─── AVAILABLE DATA

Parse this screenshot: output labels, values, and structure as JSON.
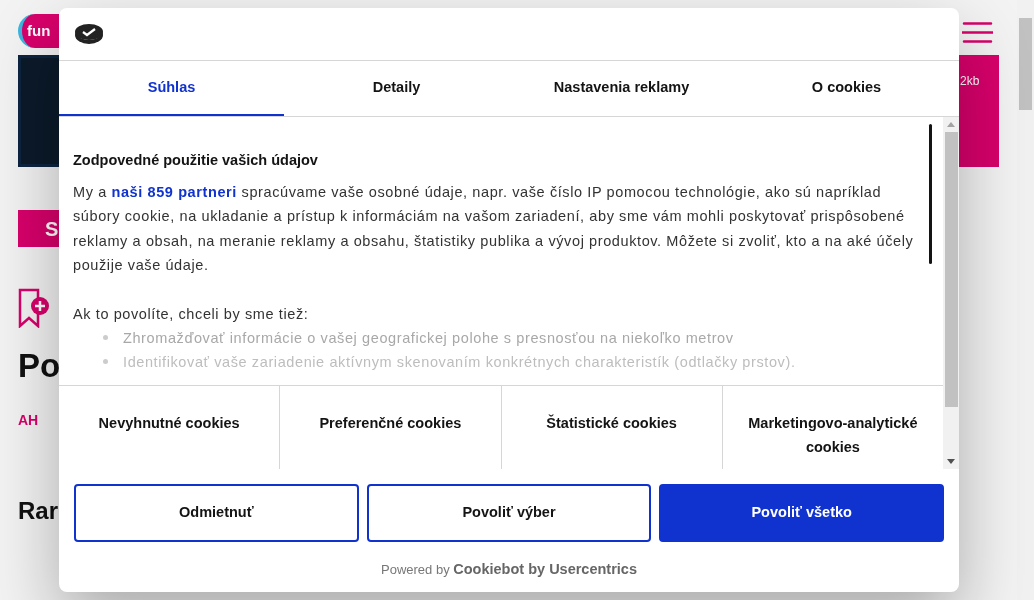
{
  "background_page": {
    "logo": "fun",
    "hero_badge": "2kb",
    "button_label": "S",
    "heading": "Po",
    "tag": "AH",
    "subheading": "Rar"
  },
  "dialog": {
    "tabs": [
      {
        "label": "Súhlas",
        "selected": true
      },
      {
        "label": "Detaily",
        "selected": false
      },
      {
        "label": "Nastavenia reklamy",
        "selected": false
      },
      {
        "label": "O cookies",
        "selected": false
      }
    ],
    "content": {
      "title": "Zodpovedné použitie vašich údajov",
      "intro_start": "My a",
      "partners_link": "naši 859 partneri",
      "intro_rest": "spracúvame vaše osobné údaje, napr. vaše číslo IP pomocou technológie, ako sú napríklad súbory cookie, na ukladanie a prístup k informáciám na vašom zariadení, aby sme vám mohli poskytovať prispôsobené reklamy a obsah, na meranie reklamy a obsahu, štatistiky publika a vývoj produktov. Môžete si zvoliť, kto a na aké účely použije vaše údaje.",
      "list_intro": "Ak to povolíte, chceli by sme tiež:",
      "bullets": [
        "Zhromažďovať informácie o vašej geografickej polohe s presnosťou na niekoľko metrov",
        "Identifikovať vaše zariadenie aktívnym skenovaním konkrétnych charakteristík (odtlačky prstov)."
      ]
    },
    "categories": [
      "Nevyhnutné cookies",
      "Preferenčné cookies",
      "Štatistické cookies",
      "Marketingovo-analytické cookies"
    ],
    "buttons": [
      {
        "label": "Odmietnuť",
        "kind": "outline"
      },
      {
        "label": "Povoliť výber",
        "kind": "outline"
      },
      {
        "label": "Povoliť všetko",
        "kind": "primary"
      }
    ],
    "footer": {
      "prefix": "Powered by",
      "brand": "Cookiebot by Usercentrics"
    }
  }
}
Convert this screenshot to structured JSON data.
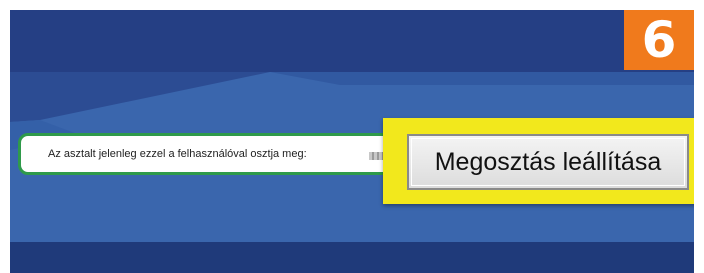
{
  "step_badge": {
    "label": "6",
    "color": "#f07a1c"
  },
  "sharing_bar": {
    "message": "Az asztalt jelenleg ezzel a felhasználóval osztja meg:",
    "username_redacted": true
  },
  "stop_sharing_button": {
    "label": "Megosztás leállítása"
  },
  "colors": {
    "desktop": "#3a66ad",
    "top_band": "#253f84",
    "bar_border": "#2f9a4a",
    "highlight": "#f2e81c"
  }
}
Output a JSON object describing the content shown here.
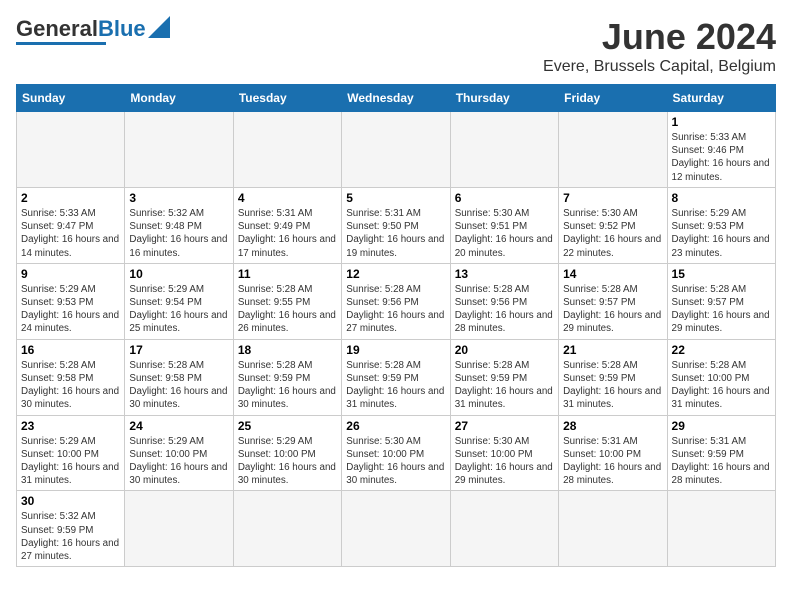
{
  "header": {
    "logo_general": "General",
    "logo_blue": "Blue",
    "month_title": "June 2024",
    "location": "Evere, Brussels Capital, Belgium"
  },
  "days_of_week": [
    "Sunday",
    "Monday",
    "Tuesday",
    "Wednesday",
    "Thursday",
    "Friday",
    "Saturday"
  ],
  "weeks": [
    [
      {
        "day": "",
        "info": ""
      },
      {
        "day": "",
        "info": ""
      },
      {
        "day": "",
        "info": ""
      },
      {
        "day": "",
        "info": ""
      },
      {
        "day": "",
        "info": ""
      },
      {
        "day": "",
        "info": ""
      },
      {
        "day": "1",
        "info": "Sunrise: 5:33 AM\nSunset: 9:46 PM\nDaylight: 16 hours\nand 12 minutes."
      }
    ],
    [
      {
        "day": "2",
        "info": "Sunrise: 5:33 AM\nSunset: 9:47 PM\nDaylight: 16 hours\nand 14 minutes."
      },
      {
        "day": "3",
        "info": "Sunrise: 5:32 AM\nSunset: 9:48 PM\nDaylight: 16 hours\nand 16 minutes."
      },
      {
        "day": "4",
        "info": "Sunrise: 5:31 AM\nSunset: 9:49 PM\nDaylight: 16 hours\nand 17 minutes."
      },
      {
        "day": "5",
        "info": "Sunrise: 5:31 AM\nSunset: 9:50 PM\nDaylight: 16 hours\nand 19 minutes."
      },
      {
        "day": "6",
        "info": "Sunrise: 5:30 AM\nSunset: 9:51 PM\nDaylight: 16 hours\nand 20 minutes."
      },
      {
        "day": "7",
        "info": "Sunrise: 5:30 AM\nSunset: 9:52 PM\nDaylight: 16 hours\nand 22 minutes."
      },
      {
        "day": "8",
        "info": "Sunrise: 5:29 AM\nSunset: 9:53 PM\nDaylight: 16 hours\nand 23 minutes."
      }
    ],
    [
      {
        "day": "9",
        "info": "Sunrise: 5:29 AM\nSunset: 9:53 PM\nDaylight: 16 hours\nand 24 minutes."
      },
      {
        "day": "10",
        "info": "Sunrise: 5:29 AM\nSunset: 9:54 PM\nDaylight: 16 hours\nand 25 minutes."
      },
      {
        "day": "11",
        "info": "Sunrise: 5:28 AM\nSunset: 9:55 PM\nDaylight: 16 hours\nand 26 minutes."
      },
      {
        "day": "12",
        "info": "Sunrise: 5:28 AM\nSunset: 9:56 PM\nDaylight: 16 hours\nand 27 minutes."
      },
      {
        "day": "13",
        "info": "Sunrise: 5:28 AM\nSunset: 9:56 PM\nDaylight: 16 hours\nand 28 minutes."
      },
      {
        "day": "14",
        "info": "Sunrise: 5:28 AM\nSunset: 9:57 PM\nDaylight: 16 hours\nand 29 minutes."
      },
      {
        "day": "15",
        "info": "Sunrise: 5:28 AM\nSunset: 9:57 PM\nDaylight: 16 hours\nand 29 minutes."
      }
    ],
    [
      {
        "day": "16",
        "info": "Sunrise: 5:28 AM\nSunset: 9:58 PM\nDaylight: 16 hours\nand 30 minutes."
      },
      {
        "day": "17",
        "info": "Sunrise: 5:28 AM\nSunset: 9:58 PM\nDaylight: 16 hours\nand 30 minutes."
      },
      {
        "day": "18",
        "info": "Sunrise: 5:28 AM\nSunset: 9:59 PM\nDaylight: 16 hours\nand 30 minutes."
      },
      {
        "day": "19",
        "info": "Sunrise: 5:28 AM\nSunset: 9:59 PM\nDaylight: 16 hours\nand 31 minutes."
      },
      {
        "day": "20",
        "info": "Sunrise: 5:28 AM\nSunset: 9:59 PM\nDaylight: 16 hours\nand 31 minutes."
      },
      {
        "day": "21",
        "info": "Sunrise: 5:28 AM\nSunset: 9:59 PM\nDaylight: 16 hours\nand 31 minutes."
      },
      {
        "day": "22",
        "info": "Sunrise: 5:28 AM\nSunset: 10:00 PM\nDaylight: 16 hours\nand 31 minutes."
      }
    ],
    [
      {
        "day": "23",
        "info": "Sunrise: 5:29 AM\nSunset: 10:00 PM\nDaylight: 16 hours\nand 31 minutes."
      },
      {
        "day": "24",
        "info": "Sunrise: 5:29 AM\nSunset: 10:00 PM\nDaylight: 16 hours\nand 30 minutes."
      },
      {
        "day": "25",
        "info": "Sunrise: 5:29 AM\nSunset: 10:00 PM\nDaylight: 16 hours\nand 30 minutes."
      },
      {
        "day": "26",
        "info": "Sunrise: 5:30 AM\nSunset: 10:00 PM\nDaylight: 16 hours\nand 30 minutes."
      },
      {
        "day": "27",
        "info": "Sunrise: 5:30 AM\nSunset: 10:00 PM\nDaylight: 16 hours\nand 29 minutes."
      },
      {
        "day": "28",
        "info": "Sunrise: 5:31 AM\nSunset: 10:00 PM\nDaylight: 16 hours\nand 28 minutes."
      },
      {
        "day": "29",
        "info": "Sunrise: 5:31 AM\nSunset: 9:59 PM\nDaylight: 16 hours\nand 28 minutes."
      }
    ],
    [
      {
        "day": "30",
        "info": "Sunrise: 5:32 AM\nSunset: 9:59 PM\nDaylight: 16 hours\nand 27 minutes."
      },
      {
        "day": "",
        "info": ""
      },
      {
        "day": "",
        "info": ""
      },
      {
        "day": "",
        "info": ""
      },
      {
        "day": "",
        "info": ""
      },
      {
        "day": "",
        "info": ""
      },
      {
        "day": "",
        "info": ""
      }
    ]
  ]
}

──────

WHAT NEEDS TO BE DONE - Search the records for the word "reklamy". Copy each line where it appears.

FINISHED EXERCISE -
        "label": "Nastavenia reklamy",
      "intro_rest": "spracúvame vaše osobné údaje, napr. vaše číslo IP pomocou technológie, ako sú napríklad súbory cookie, na ukladanie a prístup k informáciám na vašom zariadení, aby sme vám mohli poskytovať prispôsobené reklamy a obsah, na meranie reklamy a obsahu, štatistiky publika a vývoj produktov. Môžete si zvoliť, kto a na aké účely použije vaše údaje.",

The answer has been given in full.